The DICT Development Group

Search for:
Search type:

Database copyright information
Server information

3 definitions found
 for Pond snail
From The Collaborative International Dictionary of English v.0.48 :

  Snail \Snail\ (sn[=a]l), n. [OE. snaile, AS. sn[ae]gel, snegel,
     sn[ae]gl; akin to G. schnecke, OHG. snecko, Dan. snegl, Icel.
     1. (Zool.)
        (a) Any one of numerous species of terrestrial
            air-breathing gastropods belonging to the genus Helix
            and many allied genera of the family Helicidae. They
            are abundant in nearly all parts of the world except
            the arctic regions, and feed almost entirely on
            vegetation; a land snail.
        (b) Any gastropod having a general resemblance to the true
            snails, including fresh-water and marine species. See
            Pond snail, under Pond, and Sea snail.
            [1913 Webster]
     2. Hence, a drone; a slow-moving person or thing.
        [1913 Webster]
     3. (Mech.) A spiral cam, or a flat piece of metal of spirally
        curved outline, used for giving motion to, or changing the
        position of, another part, as the hammer tail of a
        striking clock.
        [1913 Webster]
     4. A tortoise; in ancient warfare, a movable roof or shed to
        protect besiegers; a testudo. [Obs.]
        [1913 Webster]
              They had also all manner of gynes [engines] . . .
              that needful is [in] taking or sieging of castle or
              of city, as snails, that was naught else but hollow
              pavises and targets, under the which men, when they
              fought, were heled [protected], . . . as the snail
              is in his house; therefore they cleped them snails.
        [1913 Webster]
     5. (Bot.) The pod of the sanil clover.
        [1913 Webster]
     Ear snail, Edible snail, Pond snail, etc. See under
        Ear, Edible, etc.
     Snail borer (Zool.), a boring univalve mollusk; a drill.
     Snail clover (Bot.), a cloverlike plant ({Medicago
        scuttellata, also, Medicago Helix); -- so named from
        its pods, which resemble the shells of snails; -- called
        also snail trefoil, snail medic, and beehive.
     Snail flower (Bot.), a leguminous plant ({Phaseolus
        Caracalla) having the keel of the carolla spirally coiled
        like a snail shell.
     Snail shell (Zool.), the shell of snail.
     Snail trefoil. (Bot.) See Snail clover, above.
        [1913 Webster]

From The Collaborative International Dictionary of English v.0.48 :

  Pond \Pond\, n. [Probably originally, an inclosed body of water,
     and the same word as pound.
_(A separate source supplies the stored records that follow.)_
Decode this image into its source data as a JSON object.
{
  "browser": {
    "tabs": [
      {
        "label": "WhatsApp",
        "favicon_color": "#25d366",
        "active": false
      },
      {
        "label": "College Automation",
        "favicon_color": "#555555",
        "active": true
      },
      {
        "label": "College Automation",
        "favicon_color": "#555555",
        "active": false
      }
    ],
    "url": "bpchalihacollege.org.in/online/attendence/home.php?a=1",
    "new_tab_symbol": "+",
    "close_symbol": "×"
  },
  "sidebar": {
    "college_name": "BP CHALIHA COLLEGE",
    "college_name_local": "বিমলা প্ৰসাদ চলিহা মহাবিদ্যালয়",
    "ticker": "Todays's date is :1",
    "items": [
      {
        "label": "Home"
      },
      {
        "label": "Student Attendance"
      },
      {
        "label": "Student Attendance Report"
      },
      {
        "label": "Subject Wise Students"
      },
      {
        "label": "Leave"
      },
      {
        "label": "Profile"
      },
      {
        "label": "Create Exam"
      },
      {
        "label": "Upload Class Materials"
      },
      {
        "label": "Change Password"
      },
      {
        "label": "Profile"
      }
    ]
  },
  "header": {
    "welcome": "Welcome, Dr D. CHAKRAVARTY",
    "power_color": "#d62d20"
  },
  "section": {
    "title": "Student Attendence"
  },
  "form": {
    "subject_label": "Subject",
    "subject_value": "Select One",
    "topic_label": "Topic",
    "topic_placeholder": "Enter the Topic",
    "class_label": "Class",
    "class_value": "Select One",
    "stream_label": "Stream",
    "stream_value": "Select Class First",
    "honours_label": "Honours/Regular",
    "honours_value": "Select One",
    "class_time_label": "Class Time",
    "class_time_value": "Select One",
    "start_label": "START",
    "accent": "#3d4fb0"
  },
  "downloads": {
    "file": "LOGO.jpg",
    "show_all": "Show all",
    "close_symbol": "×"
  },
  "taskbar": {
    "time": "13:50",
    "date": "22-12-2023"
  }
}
See Pound an inclosure.]
     A body of water, naturally or artificially confined, and
     usually of less extent than a lake. "Through pond or pool."
     [1913 Webster]
     Pond hen (Zool.), the American coot. See Coot
     (a) .
     Pond lily (Bot.), the water lily. See under Water, and
        Illust. under Nymph[ae]a.
     Pond snail (Zool.), any gastropod living in fresh-water
        ponds or lakes. The most common kinds are air-breathing
        snails (Pulmonifera) belonging to Limn[ae]a, Physa,
        Planorbis, and allied genera. The operculated species are
        pectinibranchs, belonging to Melantho, Valvata, and
        various other genera.
     Pond spice (Bot.), an American shrub ({Tetranthera
        geniculata) of the Laurel family, with small oval leaves,
        and axillary clusters of little yellow flowers. The whole
        plant is spicy. It grows in ponds and swamps from Virginia
        to Florida.
     Pond tortoise, Pond turtle (Zool.), any freshwater
        tortoise of the family Emydid[ae]. Numerous species are
        found in North America.
        [1913 Webster]

From The Collaborative International Dictionary of English v.0.48 :
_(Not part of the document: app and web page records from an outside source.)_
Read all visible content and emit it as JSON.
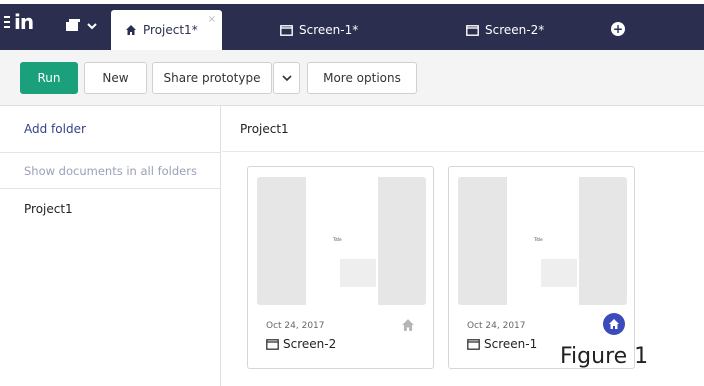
{
  "app": {
    "logo_text": "in"
  },
  "tabs": [
    {
      "label": "Project1*",
      "icon": "home-icon",
      "active": true
    },
    {
      "label": "Screen-1*",
      "icon": "screen-icon",
      "active": false
    },
    {
      "label": "Screen-2*",
      "icon": "screen-icon",
      "active": false
    }
  ],
  "tab_close_glyph": "×",
  "add_tab_glyph": "+",
  "toolbar": {
    "run_label": "Run",
    "new_label": "New",
    "share_label": "Share prototype",
    "caret_glyph": "⌄",
    "more_label": "More options"
  },
  "sidebar": {
    "add_folder": "Add folder",
    "show_all": "Show documents in all folders",
    "folders": [
      "Project1"
    ]
  },
  "main": {
    "title": "Project1",
    "cards": [
      {
        "date": "Oct 24, 2017",
        "name": "Screen-2",
        "thumb_title": "Title",
        "is_home": false
      },
      {
        "date": "Oct 24, 2017",
        "name": "Screen-1",
        "thumb_title": "Title",
        "is_home": true
      }
    ]
  },
  "caption": "Figure 1",
  "colors": {
    "topbar": "#2b2e4f",
    "run": "#1aa07a",
    "link": "#35428a",
    "home_badge": "#3b4bbb"
  }
}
  Limnaea \Lim*n[ae]"a\ (l[i^]m*n[=e]"[.a]), prop. n. [NL., fr.
     Gr. limnai^os pertaining to a marsh, fr. li`mh a marsh.]
     A genus of fresh-water air-breathing mollusks, abundant in
     ponds and streams; -- called also pond snail. [Written also
     [1913 Webster]

Contact=webmaster@dict.org Specification=RFC 2229